In celebration of its 30 th Anniversary, the British Police Symphony Orchestra hosted a unique Charity Gala Concert in the iconic Royal Albert Hall, on Saturday 11th May, 2019. Featuring over 600 performers drawn from the police service throughout the United Kingdom, including massed choirs, pipe-bands and fanfare brass, this event showcased the diversity of policing and the highest standards of musical talent and all under the musical direction of Richard Jenkinson.
The concert was presented by the orchestra’s very own PC Danny Mizon (Metropolitan Police) and television’s Nick Knowles. Retired Police Dog Finn made a guest appearance with PC Dave Wardell, ahead of their performance as finalists in Britain’s got Talent.
All proceeds from this concert will be used to support Care of Police Survivors (COPS), the National Foundation for Youth Music and the orchestra itself. Fanfare trumpets upon high heralded the start of this celebration, which also included massed police choirs joining the orchestra in the rousing Polovtsian Dances by Borodin and later, in more reflective mood, for John Williams’ Hymn to the Fallen. During this piece, representatives from force areas across the UK saluted and bore their flags with pride to recognise those who serve and those who have given their lives to protect those we love.
The programme of music guaranteed something for everyone and included works by Sibelius, Quincy Jones, Wagner and Rick Wakeman. Over 5,000 blue flashing lights filled the hall during his “Dance of a Thousand Lights” whilst pianist Ed Bussey performed the fiendish solo, having had to transcribe it first. Our favourite television crime fighters could easily be identified by their themes in the world premiere of a specially commissioned suite, “A Musical Salute”. This suite was arranged by the orchestra’s very own John Chapman and involved months of liaison with composers, rights holders and publishers, some of whom attended the concert in order to enjoy their work performed live.
Mahler’s powerful finale to Symphony No 8, Chorus of the Mystics provided a most fitting climax to this momentous celebration!
Our next PlayOut! project will create opportunities for young adults to work with members of the wider police family, in order to examine the issues and impact of gang and knife crime, through poetry and music. Working with the BPSO will be poet Kurly McGeachie and Alison Cope of the Joshua Ribera Foundation. Kurly performed with his fantastic poem Key Change.
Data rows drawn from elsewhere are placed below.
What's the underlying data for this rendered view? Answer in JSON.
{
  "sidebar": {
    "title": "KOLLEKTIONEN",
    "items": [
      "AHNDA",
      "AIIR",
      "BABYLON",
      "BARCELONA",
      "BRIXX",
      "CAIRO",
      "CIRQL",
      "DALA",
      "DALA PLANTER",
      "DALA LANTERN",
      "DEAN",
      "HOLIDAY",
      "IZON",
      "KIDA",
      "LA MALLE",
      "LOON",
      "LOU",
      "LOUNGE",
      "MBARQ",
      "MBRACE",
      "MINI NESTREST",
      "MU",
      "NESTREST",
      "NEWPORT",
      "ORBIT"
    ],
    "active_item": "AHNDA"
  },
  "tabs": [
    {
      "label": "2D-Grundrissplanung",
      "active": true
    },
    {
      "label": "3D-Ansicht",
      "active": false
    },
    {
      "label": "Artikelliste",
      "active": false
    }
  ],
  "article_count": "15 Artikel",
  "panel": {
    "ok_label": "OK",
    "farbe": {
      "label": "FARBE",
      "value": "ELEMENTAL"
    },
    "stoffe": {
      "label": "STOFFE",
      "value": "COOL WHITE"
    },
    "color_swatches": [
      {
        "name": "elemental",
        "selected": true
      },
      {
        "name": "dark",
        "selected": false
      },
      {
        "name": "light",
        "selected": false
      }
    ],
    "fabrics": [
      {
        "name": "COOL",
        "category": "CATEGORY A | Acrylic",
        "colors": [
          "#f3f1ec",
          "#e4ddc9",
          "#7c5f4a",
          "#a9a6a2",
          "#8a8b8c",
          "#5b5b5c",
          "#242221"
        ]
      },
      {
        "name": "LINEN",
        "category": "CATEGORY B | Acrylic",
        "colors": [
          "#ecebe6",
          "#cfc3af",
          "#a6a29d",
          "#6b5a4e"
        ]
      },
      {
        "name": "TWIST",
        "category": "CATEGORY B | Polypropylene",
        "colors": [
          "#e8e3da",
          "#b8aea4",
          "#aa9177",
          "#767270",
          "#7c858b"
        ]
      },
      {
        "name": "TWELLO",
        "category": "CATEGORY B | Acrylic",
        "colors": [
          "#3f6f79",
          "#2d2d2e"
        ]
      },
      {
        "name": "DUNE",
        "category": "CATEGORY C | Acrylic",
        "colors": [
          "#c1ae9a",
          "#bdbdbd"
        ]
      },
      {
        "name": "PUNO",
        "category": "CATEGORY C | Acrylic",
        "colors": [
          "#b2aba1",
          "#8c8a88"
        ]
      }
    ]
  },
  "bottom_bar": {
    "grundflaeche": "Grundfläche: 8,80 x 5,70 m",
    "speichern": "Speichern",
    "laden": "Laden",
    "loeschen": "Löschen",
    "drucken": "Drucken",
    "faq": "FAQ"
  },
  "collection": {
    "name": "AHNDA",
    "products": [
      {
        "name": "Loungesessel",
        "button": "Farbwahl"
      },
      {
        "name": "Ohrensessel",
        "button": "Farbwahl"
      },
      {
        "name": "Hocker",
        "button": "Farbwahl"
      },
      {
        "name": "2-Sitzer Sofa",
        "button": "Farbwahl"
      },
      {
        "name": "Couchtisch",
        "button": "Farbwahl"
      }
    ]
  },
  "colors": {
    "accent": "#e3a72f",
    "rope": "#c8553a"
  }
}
Find out when and where we will be delighting the crowds next by clicking here.